The game was out with the normal historical scope of my blog as it was a variant of the Vietnam War scenario ‘Of the Birds and the Bees’ from the rulebook. We used the same forces as per the scenario – 6 US fire teams defending a firebase being attacked by initially 5 NVA fire teams who receive reinforcements each turn. The scenario as set out in FOF is to be played on a 2ft by 2ft table – we expanded that to 4ft by 4ft with eventually disastrous results for the NVA. We needed a bigger table as we had 6 members playing the game plus another 3 helping (!) make sense of the rules.
|US fire team surprised|

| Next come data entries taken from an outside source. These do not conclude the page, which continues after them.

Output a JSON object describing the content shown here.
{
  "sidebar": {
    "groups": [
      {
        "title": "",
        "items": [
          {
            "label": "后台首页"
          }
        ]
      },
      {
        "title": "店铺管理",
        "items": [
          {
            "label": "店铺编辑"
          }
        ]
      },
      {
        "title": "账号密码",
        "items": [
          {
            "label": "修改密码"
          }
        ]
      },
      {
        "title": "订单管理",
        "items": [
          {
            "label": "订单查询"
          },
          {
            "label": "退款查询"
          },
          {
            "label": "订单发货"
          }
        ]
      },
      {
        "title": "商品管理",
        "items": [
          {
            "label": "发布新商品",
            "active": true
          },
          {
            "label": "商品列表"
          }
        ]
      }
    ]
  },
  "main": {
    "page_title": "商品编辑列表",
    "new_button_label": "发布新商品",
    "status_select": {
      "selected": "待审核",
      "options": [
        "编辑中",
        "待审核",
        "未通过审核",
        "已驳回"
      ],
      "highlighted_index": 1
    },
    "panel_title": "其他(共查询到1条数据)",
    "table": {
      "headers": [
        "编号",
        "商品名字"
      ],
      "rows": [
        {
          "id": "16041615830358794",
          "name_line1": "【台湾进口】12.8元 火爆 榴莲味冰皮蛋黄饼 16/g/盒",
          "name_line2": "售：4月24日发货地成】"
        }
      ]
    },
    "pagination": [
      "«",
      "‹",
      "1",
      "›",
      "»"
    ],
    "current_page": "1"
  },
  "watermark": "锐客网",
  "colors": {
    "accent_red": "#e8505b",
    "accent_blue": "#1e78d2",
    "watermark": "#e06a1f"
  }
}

The game opens with the NVA automatically having the initiative for the first 3 turns with their objective being to overrun the base and eliminate all the US troops. The NVA quickly knocked out one US fire team and also ransacked the unoccupied US HQ but were held in check by a long continuing firefight with 2 of the other US fire teams. On turn 4 the NVA still held the initiative but the US players where then able to employ the 155mm guns in the firebase firing beehive shells – i.e. canister -directly at the NVA troops. This proved devastating as they hit 5 of the NVA fire teams effectively eliminating 3 of them. The game ended at that point – so the US were not able to deploy their gunship helicopter due on turn 5.
|US Firing line - M47 substituting for 155mm Howizter|
The first move of the game took over an hour to play as we all tried to understand the rules in particular the key action – reaction mechanism of the rules but the subsequent 3 moves were played in approx 20 minutes each. The game and the rules were enough of a success that I think we will be trying the rules again.
A fuller review of the rules will be published on Angus Konstam’s Edinburgh Wargames blog.
Notes on Beehive rounds Beehive is an anti-personnel round fired from an artillery gun. The round is packed with metal flechettes which are ejected from the shell during flight by a mechanical time fuze. It is so called because of the 'buzzing' sound the darts make when flying through the air. It is intended for use in direct fire against enemy troops.
The first round actually termed "beehive" was first fired in combat in 1966 and was thereafter used extensively in the Vietnam War, though the later development of the Killer Junior air burst technique provided an alternative to beehive in some situations. The primary beehive round for this purpose was the M546 anti-personnel tracer (APERS-T) shell which projected 8000 flechettes and was direct fired from a near horizontally levelled 105 mm howitzer. Beehive rounds were also created for 155mm Howitzers, recoilless anti-tank weapons including 90 mm, 106 mm, Ontoses and M48 tanks.
Beehive rounds were extensively used in the Vietnam War, for defence of firebase perimeters against massed enemy attacks, and because it could penetrate the thick canopy of the jungle and "pad" it out.